4.4 bln-year-old crystals confirms theory of 'cool early Earth'
A new study has revealed data that confirms the Earth's crust first formed at least 4.4 billion years ago, just 160 million years after the formation of our solar system.
The work by an international team of researchers led by University of Wisconsin-Madison geoscience Professor John Valley showed that the time when our planet was a fiery ball covered in a magma ocean came earlier.
"This confirms our view of how the Earth cooled and became habitable.

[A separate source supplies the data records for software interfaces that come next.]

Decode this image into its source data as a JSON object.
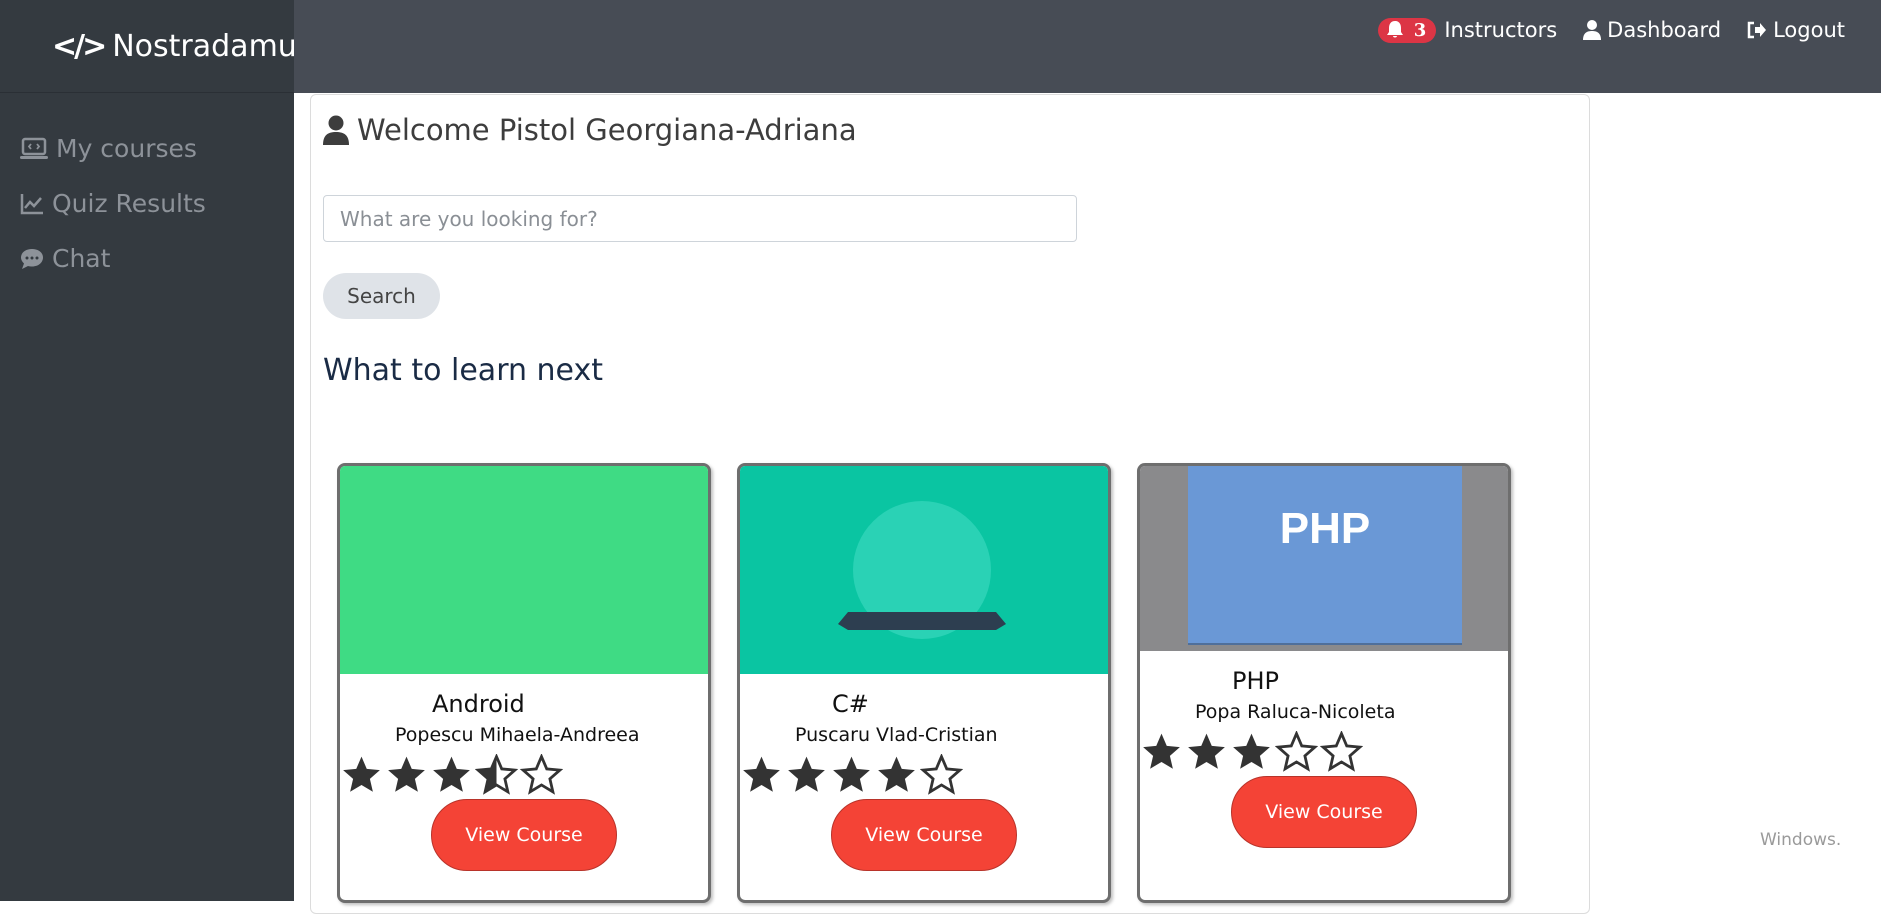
{
  "app": {
    "brand": "Nostradamus"
  },
  "nav": {
    "notification_count": "3",
    "instructors": "Instructors",
    "dashboard": "Dashboard",
    "logout": "Logout"
  },
  "sidebar": {
    "items": [
      {
        "label": "My courses",
        "icon": "laptop-code-icon"
      },
      {
        "label": "Quiz Results",
        "icon": "chart-line-icon"
      },
      {
        "label": "Chat",
        "icon": "comment-dots-icon"
      }
    ]
  },
  "main": {
    "welcome": "Welcome Pistol Georgiana-Adriana",
    "search_placeholder": "What are you looking for?",
    "search_button": "Search",
    "section_title": "What to learn next"
  },
  "courses": [
    {
      "title": "Android",
      "author": "Popescu Mihaela-Andreea",
      "rating": 3.5,
      "button": "View Course",
      "image_bg": "#3fdb84"
    },
    {
      "title": "C#",
      "author": "Puscaru Vlad-Cristian",
      "rating": 4,
      "button": "View Course",
      "image_bg": "#0ac5a2"
    },
    {
      "title": "PHP",
      "author": "Popa Raluca-Nicoleta",
      "rating": 3,
      "button": "View Course",
      "image_bg": "#6a98d6",
      "image_text": "PHP"
    }
  ],
  "watermark": "Windows."
}
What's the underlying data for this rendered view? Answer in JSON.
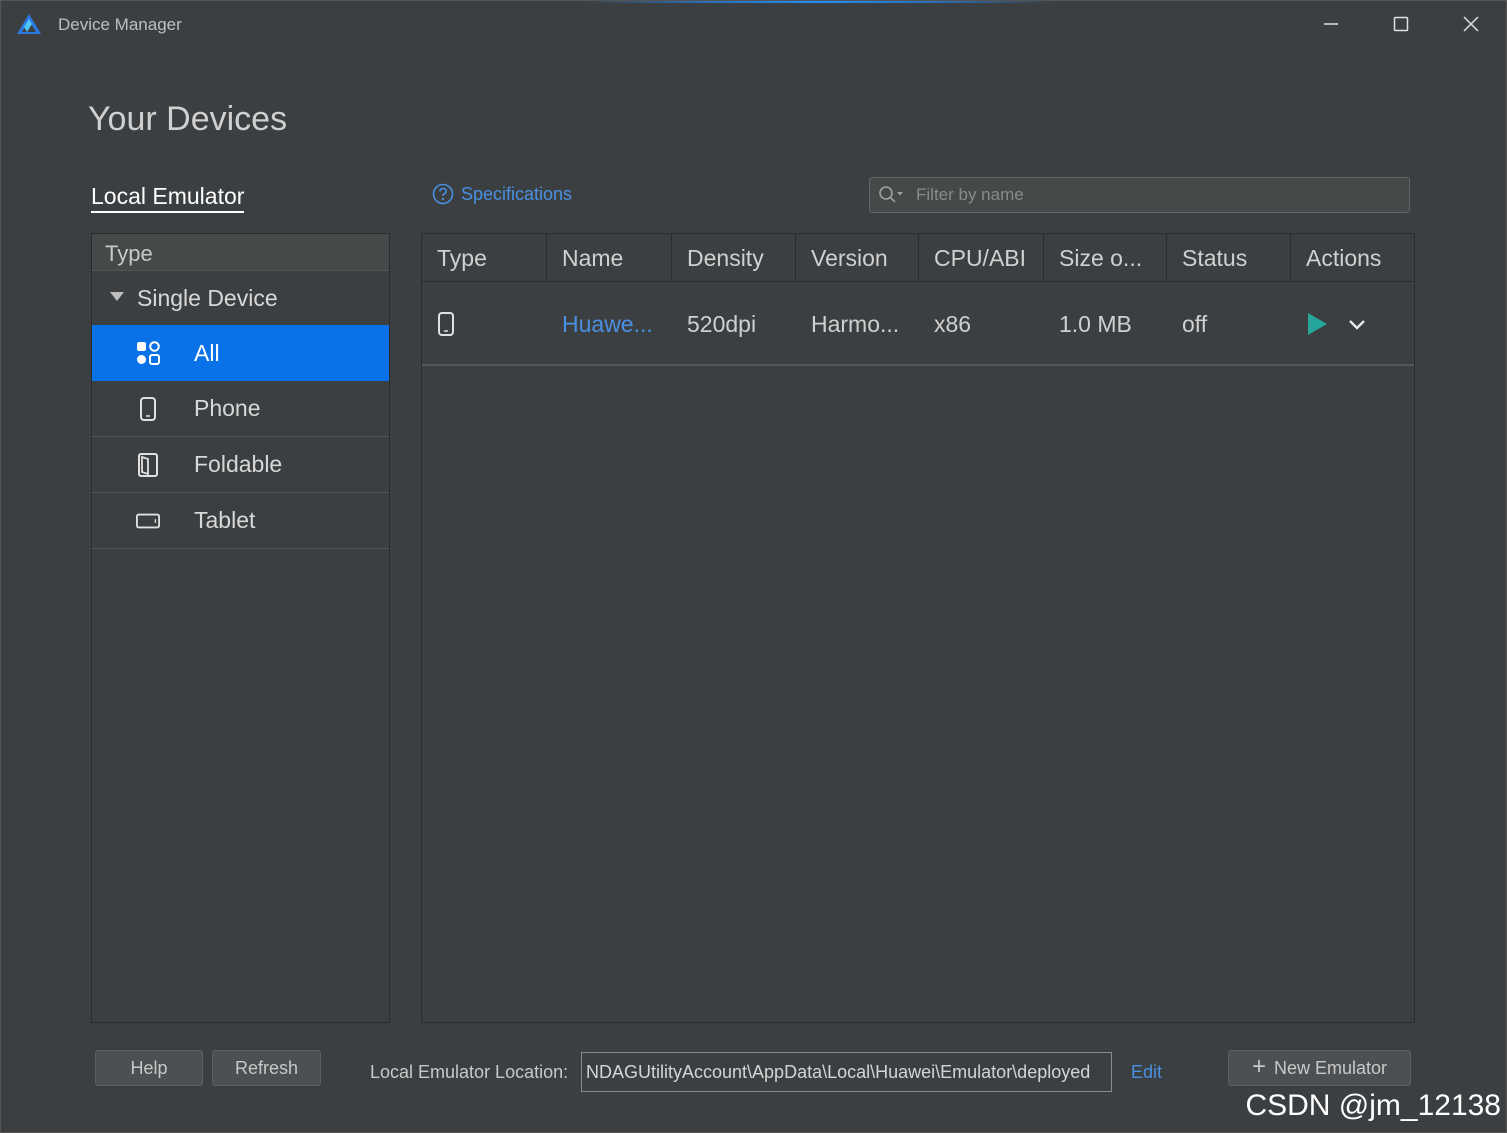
{
  "window": {
    "title": "Device Manager",
    "minimize_icon": "minimize-icon",
    "maximize_icon": "maximize-icon",
    "close_icon": "close-icon"
  },
  "page_title": "Your Devices",
  "tabs": {
    "local_emulator": "Local Emulator"
  },
  "specifications_link": "Specifications",
  "search": {
    "placeholder": "Filter by name",
    "value": ""
  },
  "sidebar": {
    "header": "Type",
    "group": "Single Device",
    "items": [
      {
        "label": "All",
        "icon": "grid-icon",
        "selected": true
      },
      {
        "label": "Phone",
        "icon": "phone-icon",
        "selected": false
      },
      {
        "label": "Foldable",
        "icon": "foldable-icon",
        "selected": false
      },
      {
        "label": "Tablet",
        "icon": "tablet-icon",
        "selected": false
      }
    ]
  },
  "table": {
    "columns": [
      "Type",
      "Name",
      "Density",
      "Version",
      "CPU/ABI",
      "Size o...",
      "Status",
      "Actions"
    ],
    "rows": [
      {
        "type_icon": "phone-icon",
        "name": "Huawe...",
        "density": "520dpi",
        "version": "Harmo...",
        "cpu": "x86",
        "size": "1.0 MB",
        "status": "off"
      }
    ]
  },
  "footer": {
    "help": "Help",
    "refresh": "Refresh",
    "location_label": "Local Emulator Location:",
    "location_value": "NDAGUtilityAccount\\AppData\\Local\\Huawei\\Emulator\\deployed",
    "edit": "Edit",
    "new_emulator": "New Emulator"
  },
  "watermark": "CSDN @jm_12138",
  "colors": {
    "accent": "#0a72e8",
    "link": "#4a90e2",
    "play": "#26a69a",
    "background": "#3c3f41"
  }
}
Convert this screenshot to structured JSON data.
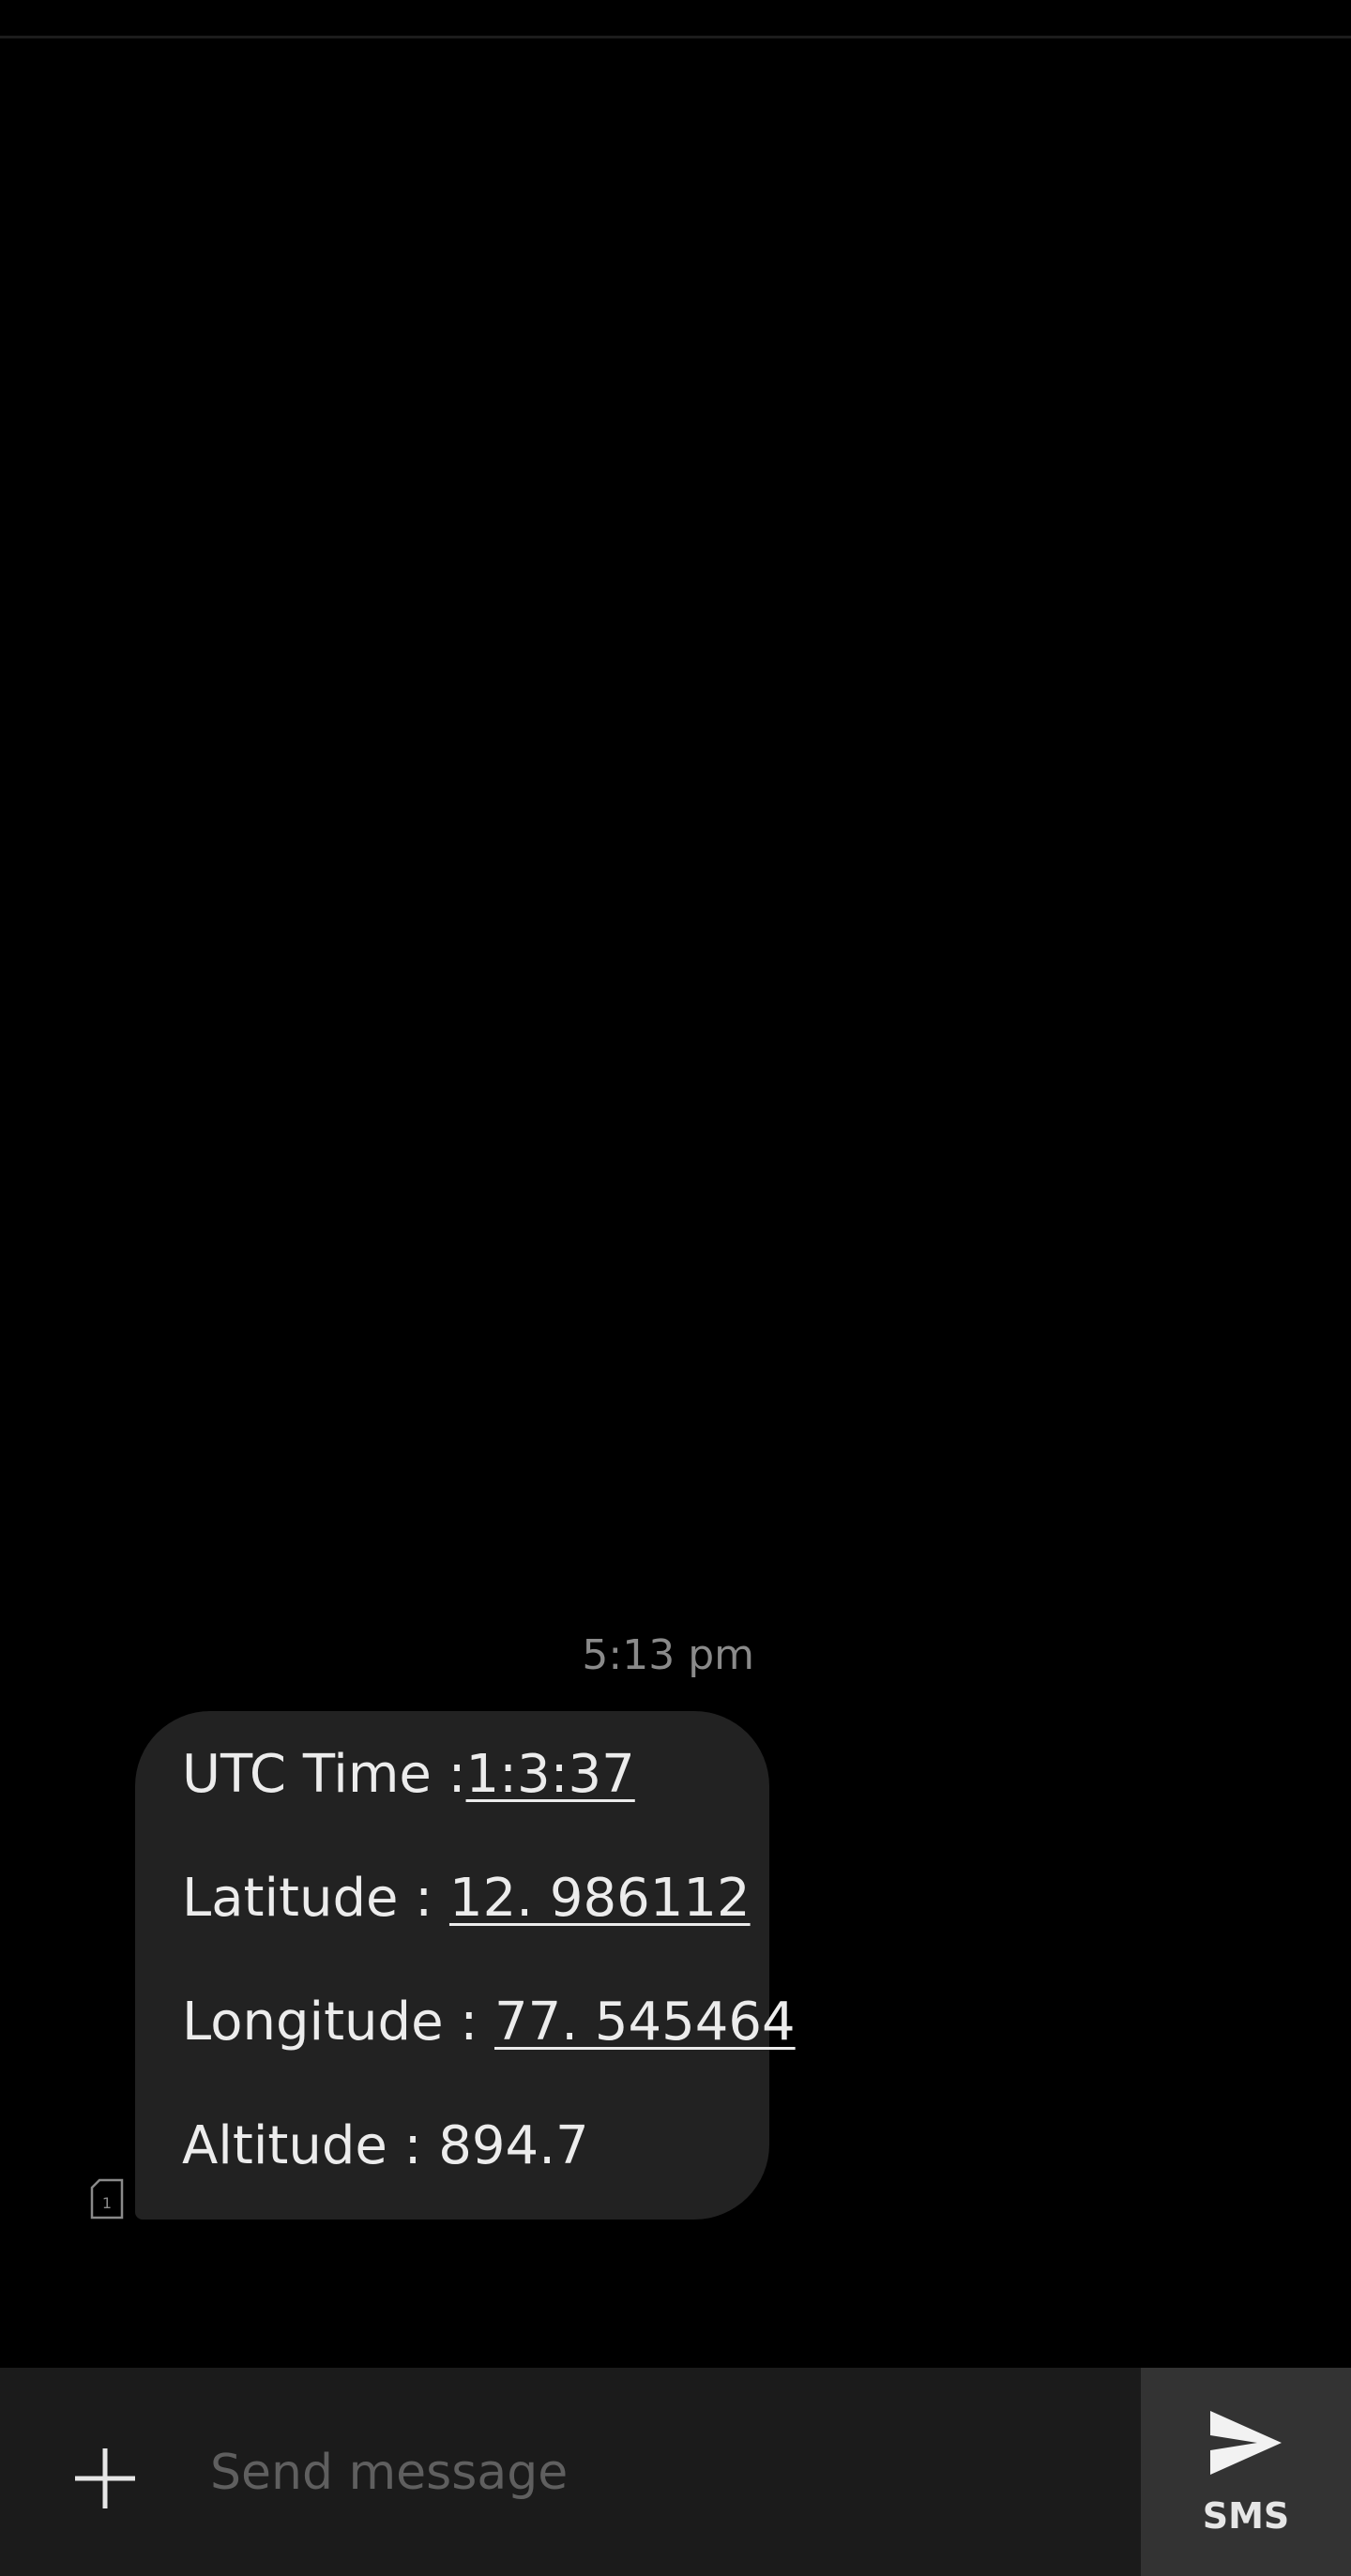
{
  "conversation": {
    "messages": [
      {
        "timestamp": "5:13 pm",
        "sim_slot": "1",
        "lines": [
          {
            "label": "UTC Time :",
            "value": "1:3:37"
          },
          {
            "label": "Latitude : ",
            "value": "12. 986112"
          },
          {
            "label": "Longitude : ",
            "value": "77. 545464"
          },
          {
            "label": "Altitude : 894.7",
            "value": ""
          }
        ]
      }
    ]
  },
  "composer": {
    "placeholder": "Send message",
    "value": "",
    "attach_icon": "plus-icon",
    "send_icon": "send-arrow-icon",
    "send_label": "SMS"
  },
  "colors": {
    "background": "#000000",
    "bubble": "#222222",
    "composer": "#1b1b1b",
    "send_button": "#333333",
    "timestamp": "#8a8a8a",
    "placeholder": "#5f5f5f"
  }
}
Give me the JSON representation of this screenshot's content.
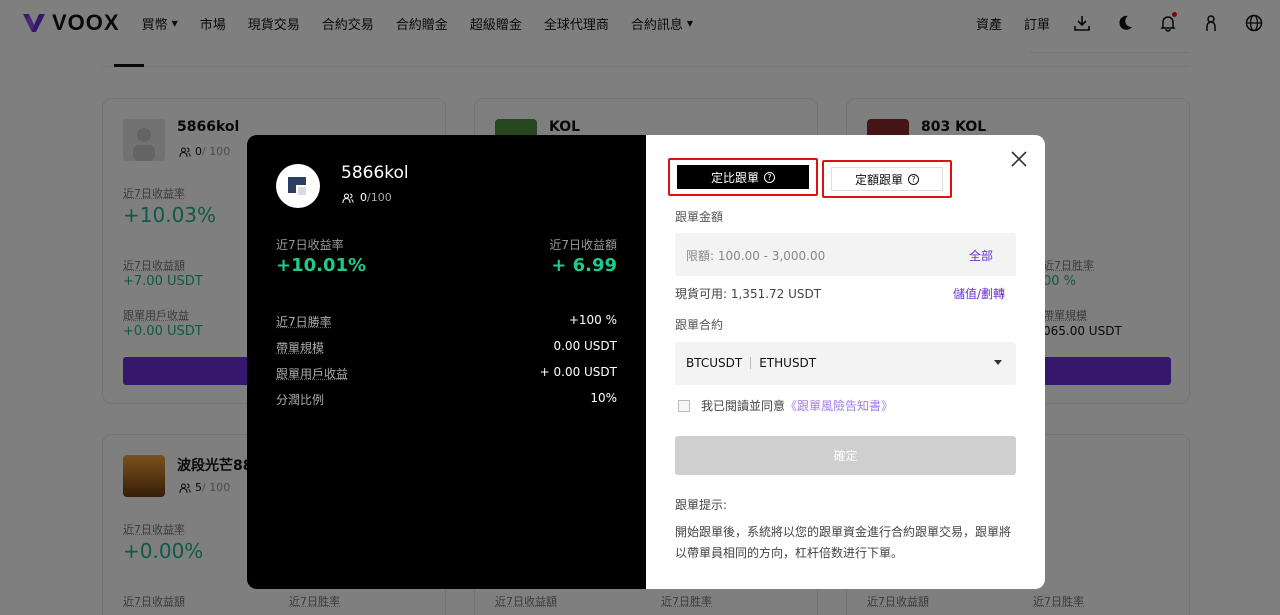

This may also help us understand how other habitable planets would form," Valley said.
The new study confirms that zircon crystals from Western Australia's Jack Hills region crystallized 4.4 billion years ago, building on earlier studies that used lead isotopes to date the Australian zircons and identify them as the oldest bits of the Earth's crust.
The microscopic zircon crystal used by Valley and his group in the current study is now confirmed to be the oldest known material of any kind formed on Earth.
The study, according to Valley, strengthens the theory of a "cool early Earth," where temperatures were low enough for liquid water, oceans and a hydrosphere not long after the planet's crust congealed from a sea of molten rock.
The study was published in the journal Nature Geoscience.
(Posted on 24-02-2014)